A simple urine test for kidney cancer will soon be possible, say a group of researchers.
While kidney cancer patients, the team of researchers at Washington University School of Medicine in St. Louis has identified a pair of proteins excreted in the urine that could lead to earlier and more accurate diagnosis of the disease.
The research, published online in the May issue of Mayo Clinic Proceedings, is the first to identify proteins secreted in urine that appear to accurately reveal the presence of about 90 percent of all kidney cancers.
Currently, there is no diagnostic test for kidney cancer. About 80 percent of kidney tumors are discovered incidentally, during a CT scan or ultrasound test that has been ordered for an unrelated abdominal complaint.
"Kidney cancer is a silent and frequently fatal cancer," says principal investigator Evan D. Kharasch, MD, PhD. "More than 80 percent of patients die within two years of diagnosis, and more than 95 percent die within five years because by the time the cancer is detected, it often has spread beyond the kidney. When it is identified early, however, kidney cancer is curable in a very high percentage of individuals."
Kharasch and co-investigator Jeremiah J. Morrissey, PhD, looked at urine samples from 42 patients who became aware that they had kidney cancer during an abdominal imaging test and from 15 individuals who did not have cancer but were scheduled for surgery. Another 19 healthy volunteers were included who were not having surgery of any kind.
The researchers focused on two proteins that previously had been found in kidney tumors: aquaporin-1 (AQP1) and adipophilin (ADFP). They discovered large amounts of those proteins in urine samples from kidney cancer patients.
The AQP1 or ADFP proteins were not elevated in healthy individuals or surgery patients without cancer. The researchers also found that when the kidney tumors were removed, AQP1 and ADFP levels in the urine declined precipitously.
"We believe that in the same way we use mammograms to screen for breast cancer and blood tests to screen for prostate cancer, we may have the opportunity to detect these proteins in urine as a way to screen for kidney cancer," Kharasch says.
Kharasch, vice chancellor for research at Washington University, the Russell D. and Mary B. Shelden Professor of Anesthesiology and director of the Division of Clinical and Translational Research in the Department of Anesthesiology, has been working with lead author Morrissey, a research professor of anesthesiology, to detect kidney cancer at an earlier stage.
"When patients come to surgery, it tends to be late in the process, and many already have progressed to a stage where the prognosis is pretty bleak," says Morrissey.

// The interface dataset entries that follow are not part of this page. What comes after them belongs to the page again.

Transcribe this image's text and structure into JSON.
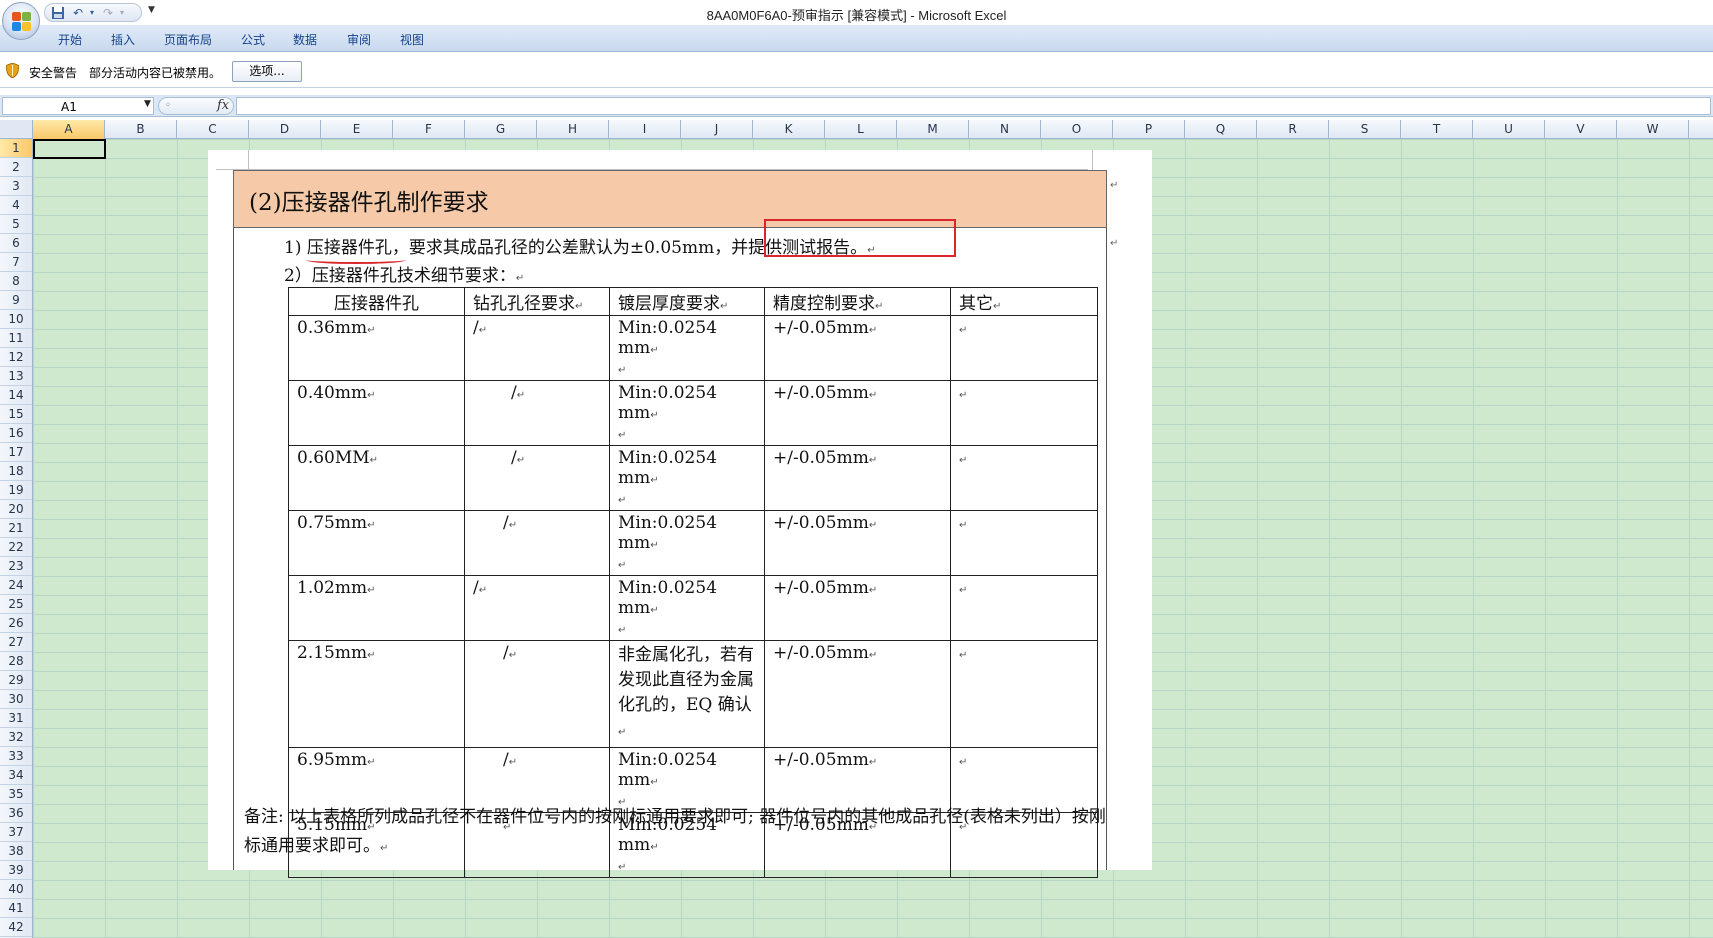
{
  "window": {
    "title": "8AA0M0F6A0-预审指示  [兼容模式] - Microsoft Excel",
    "qat_save": "save-icon",
    "qat_undo": "undo-icon",
    "qat_redo": "redo-icon",
    "qat_custom": "▼"
  },
  "ribbon": {
    "tabs": [
      "开始",
      "插入",
      "页面布局",
      "公式",
      "数据",
      "审阅",
      "视图"
    ]
  },
  "security_bar": {
    "title": "安全警告",
    "message": "部分活动内容已被禁用。",
    "options_label": "选项..."
  },
  "formula_bar": {
    "name_box": "A1",
    "fx_label": "fx",
    "formula": ""
  },
  "sheet": {
    "columns": [
      "A",
      "B",
      "C",
      "D",
      "E",
      "F",
      "G",
      "H",
      "I",
      "J",
      "K",
      "L",
      "M",
      "N",
      "O",
      "P",
      "Q",
      "R",
      "S",
      "T",
      "U",
      "V",
      "W"
    ],
    "rows": [
      "1",
      "2",
      "3",
      "4",
      "5",
      "6",
      "7",
      "8",
      "9",
      "10",
      "11",
      "12",
      "13",
      "14",
      "15",
      "16",
      "17",
      "18",
      "19",
      "20",
      "21",
      "22",
      "23",
      "24",
      "25",
      "26",
      "27",
      "28",
      "29",
      "30",
      "31",
      "32",
      "33",
      "34",
      "35",
      "36",
      "37",
      "38",
      "39",
      "40",
      "41",
      "42"
    ],
    "active_cell": "A1"
  },
  "doc": {
    "heading": "(2)压接器件孔制作要求",
    "line1_prefix": "1) 压接器件孔，要求其成品孔径的公差默认为±0.05mm",
    "line1_highlight": "，并提供测试报告。",
    "line2": "2）压接器件孔技术细节要求：",
    "para_mark": "↵",
    "table": {
      "headers": [
        "压接器件孔",
        "钻孔孔径要求",
        "镀层厚度要求",
        "精度控制要求",
        "其它"
      ],
      "rows": [
        [
          "0.36mm",
          "/",
          "Min:0.0254 mm",
          "+/-0.05mm",
          ""
        ],
        [
          "0.40mm",
          "/",
          "Min:0.0254 mm",
          "+/-0.05mm",
          ""
        ],
        [
          "0.60MM",
          "/",
          "Min:0.0254 mm",
          "+/-0.05mm",
          ""
        ],
        [
          "0.75mm",
          "/",
          "Min:0.0254 mm",
          "+/-0.05mm",
          ""
        ],
        [
          "1.02mm",
          "/",
          "Min:0.0254 mm",
          "+/-0.05mm",
          ""
        ],
        [
          "2.15mm",
          "/",
          "非金属化孔，若有发现此直径为金属化孔的，EQ 确认",
          "+/-0.05mm",
          ""
        ],
        [
          "6.95mm",
          "/",
          "Min:0.0254 mm",
          "+/-0.05mm",
          ""
        ],
        [
          "5.15mm",
          "",
          "Min:0.0254 mm",
          "+/-0.05mm",
          ""
        ]
      ]
    },
    "note": "备注: 以上表格所列成品孔径不在器件位号内的按刚标通用要求即可; 器件位号内的其他成品孔径(表格未列出）按刚标通用要求即可。"
  },
  "colors": {
    "grid_bg": "#cfe9cf",
    "heading_bg": "#f6caa8",
    "highlight": "#d8262b",
    "ribbon_text": "#15428b"
  }
}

Screening patients to find kidney cancer when it is still small and treatable could save a number of lives and preserve kidney function in many people. It also may represent the difference between losing an entire kidney or extracting only a tumor while sparing healthy portions of the organ."